Every procedure is regulated by a set of generally applicable guidelines that are adhered to by everyone. In order to add uniformity to the presentation and overall structure of the notion, these rules refer to the process of basic functions.
Similarly, in accounting, three golden rules form the basis of accounting. Learn the accounting fundamentals that will help you to streamline the challenging process of recording financial transactions. Let’s explore more thoroughly.
What are the Golden Rules of Accounting?
The golden rules of accounting are a collection of fundamentals that accountants can use to record financial transactions systematically. You need to understand which accounts should be charged and which should be credited.
These rules will make it easier to decide which account to credit and which to debit. The three concepts that make up the accounting golden rules help the company to simplify the bookkeeping regulations.
These rules require you to identify the kind of account for each transaction. Specific rules for each type of account must be followed for each transaction.
Let’s look at the different account types to have a better understanding.
Types of accounts
Every debit or credit transaction entry in financial accounting will fall under one of the following three categories of accounts:
- Nominal account
A nominal account is a general ledger that includes a business’s expenses, income, profits, and losses. It includes every transaction that takes place throughout a fiscal year. Additionally, it restarts at zero when the new fiscal year starts.
- Personal account
It can be divided into three subcategories:
- Artificial Personal account
An artificial personal account represents bodies that are not human beings but act as separate legal entities according to the law. For example, government bodies, hospitals, banks, companies, cooperatives, partnerships, etc.
- Natural Personal Account
A natural personal account, such as a Capital account, a Drawings account, Creditors, Debtors, etc.
- Representative Account
A representative’s account, for instance, can include details on an employee’s unpaid wages from the previous year.

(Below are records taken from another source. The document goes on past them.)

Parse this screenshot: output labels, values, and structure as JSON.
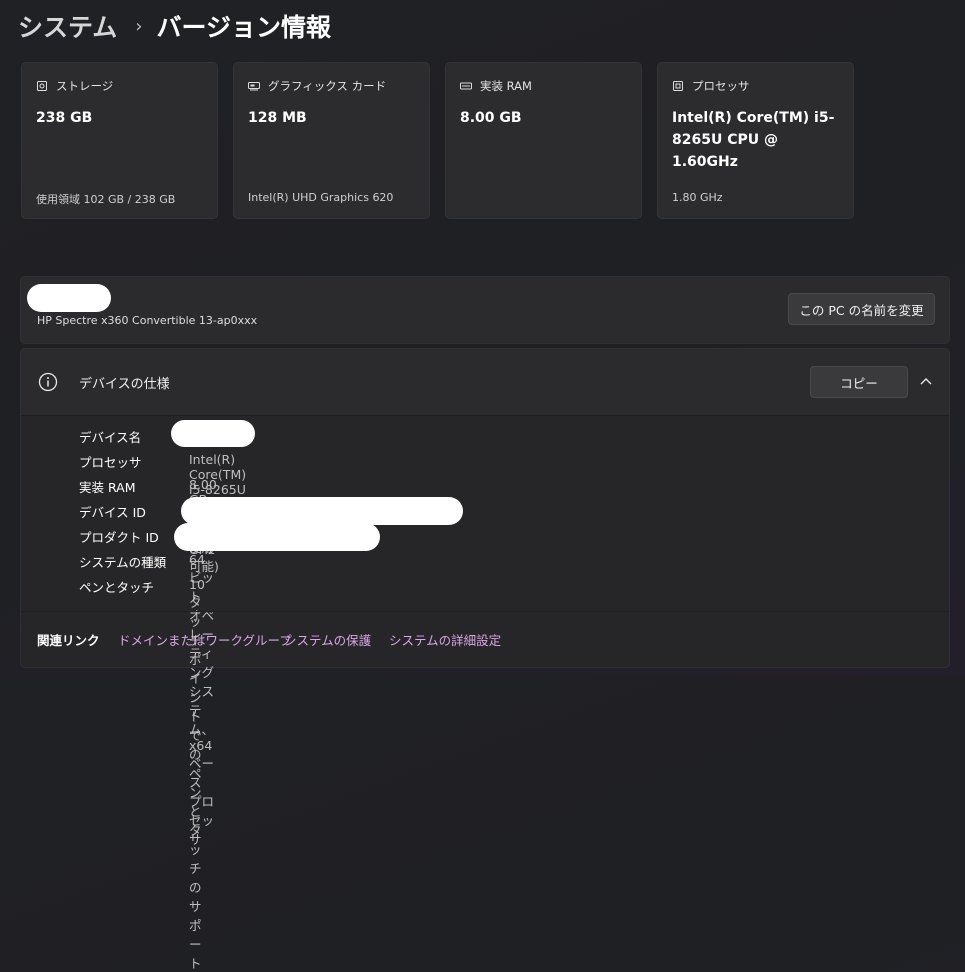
{
  "breadcrumb": {
    "parent": "システム",
    "separator": "›",
    "current": "バージョン情報"
  },
  "cards": [
    {
      "label": "ストレージ",
      "value": "238 GB",
      "sub": "使用領域 102 GB / 238 GB",
      "icon": "storage-icon"
    },
    {
      "label": "グラフィックス カード",
      "value": "128 MB",
      "sub": "Intel(R) UHD Graphics 620",
      "icon": "graphics-card-icon"
    },
    {
      "label": "実装 RAM",
      "value": "8.00 GB",
      "sub": "",
      "icon": "ram-icon"
    },
    {
      "label": "プロセッサ",
      "value": "Intel(R) Core(TM) i5-8265U CPU @ 1.60GHz",
      "sub": "1.80 GHz",
      "icon": "processor-icon"
    }
  ],
  "pc": {
    "model": "HP Spectre x360 Convertible 13-ap0xxx",
    "rename_label": "この PC の名前を変更"
  },
  "spec": {
    "title": "デバイスの仕様",
    "copy_label": "コピー",
    "rows": [
      {
        "label": "デバイス名",
        "value": ""
      },
      {
        "label": "プロセッサ",
        "value": "Intel(R) Core(TM) i5-8265U CPU @ 1.60GHz   1.80 GHz"
      },
      {
        "label": "実装 RAM",
        "value": "8.00 GB (7.74 GB 使用可能)"
      },
      {
        "label": "デバイス ID",
        "value": ""
      },
      {
        "label": "プロダクト ID",
        "value": ""
      },
      {
        "label": "システムの種類",
        "value": "64 ビット オペレーティング システム、x64 ベース プロセッサ"
      },
      {
        "label": "ペンとタッチ",
        "value": "10 タッチ ポイントでのペンとタッチのサポート"
      }
    ]
  },
  "related": {
    "label": "関連リンク",
    "links": [
      "ドメインまたはワークグループ",
      "システムの保護",
      "システムの詳細設定"
    ]
  },
  "colors": {
    "link_accent": "#d9a6e6",
    "card_bg": "#2c2c2e",
    "background": "#202124"
  }
}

It may also refer to the amount of rent a business has already paid for the upcoming year.
- Real Account
The real account is a general ledger, but contains transactions pertaining to a company’s liabilities and assets. The assets, in this case, can be further subdivided into tangible and intangible assets.
Tangible assets include land, buildings, machinery, furniture, etc. Alternatively, intangible assets include goodwill, patents, copyrights, etc.

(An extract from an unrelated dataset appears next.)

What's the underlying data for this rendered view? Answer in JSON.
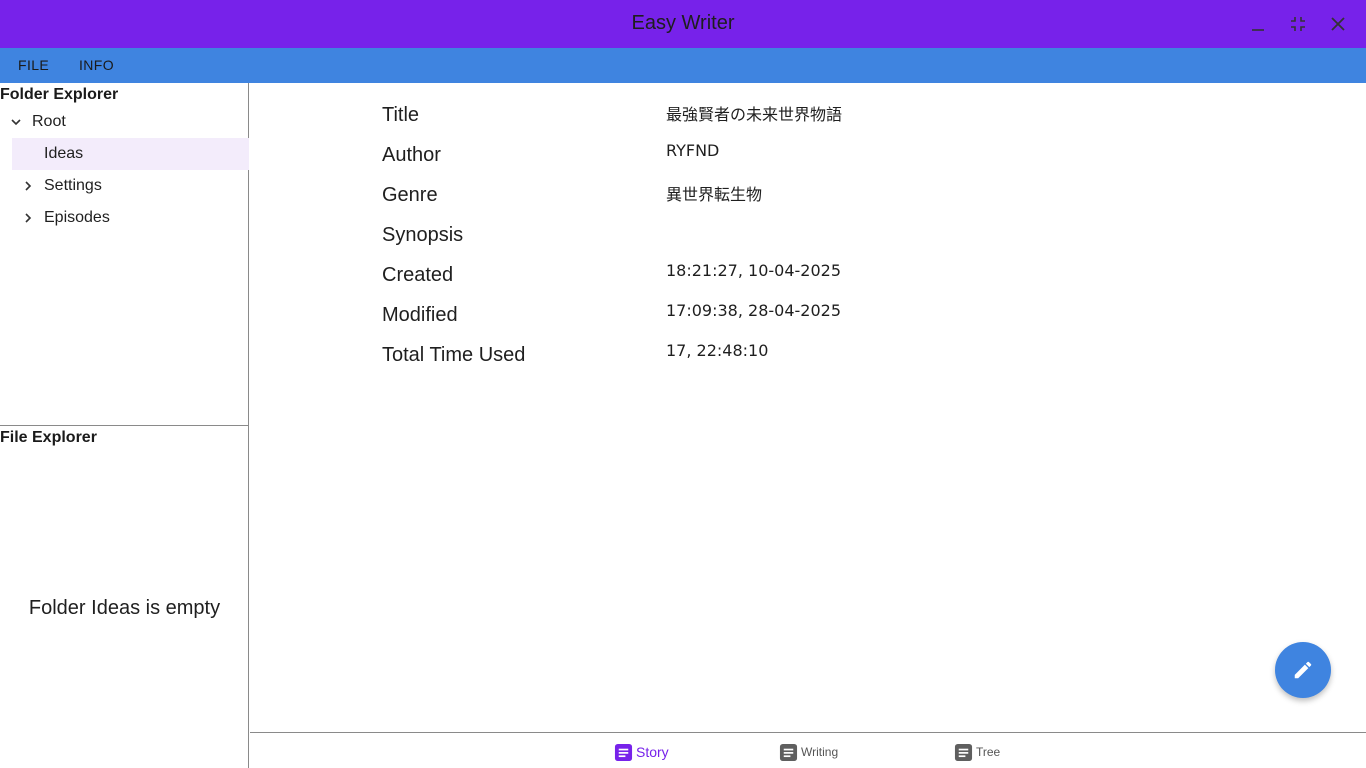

Real accounts do not close at the end of the fiscal year, unlike nominal accounts. Instead, it is carried over to the subsequent year. Additionally, the balance sheet of the corporation includes a real account.
Now that you are aware of the various types of accounts, let’s explore how they relate to the golden rules of accounting.
Golden Rules of Accounting
- Debit The Receiver, Credit The Giver
Personal accounts fall under the umbrella of this principle. A person must be given credit in the books of accounts when they donate something to the company since it counts as input. The converse of this is also true, which is why the receiver needs to be debited.
- Debit What Comes In, Credit What Goes Out
This rule is applied in the case of real accounts. Real accounts involve things like buildings, land, and machinery. By default, they have a debit balance. Therefore, when you debit what is received, you are increasing the balance of the account. Similar to crediting what comes in, when a tangible asset leaves the company, the account balance is decreased.
- Debit All Expenses And Losses, Credit All Incomes And Gains
This rule is applied when the account in question is a nominal account. The company’s capital is a liability. As a result, there is a default credit balance. Capital is increased when all gains and losses are credited and decreased when losses and expenses are debited.
Benefits of the Golden Rules of Accounting
Following the golden rules of accounting has these benefits:
- Proper maintenance of business records
- Comparing financial results
- Calculating the valuation of a business
- Helps in budgeting as well as future projections
- Evidence during legal cases
- Assists in tax-related matters
- Helps comply with regulatory authorities
When it comes to complying with regulatory authorities, proper accounting is of the utmost importance. Any organization will struggle to attain regulatory compliance without solid accounting practices.
Now that you have a clear idea of the golden rules of accounting, you know which type of transaction belongs under which specific account. Consequently, the journal entries for financial transactions must be correct and appropriate.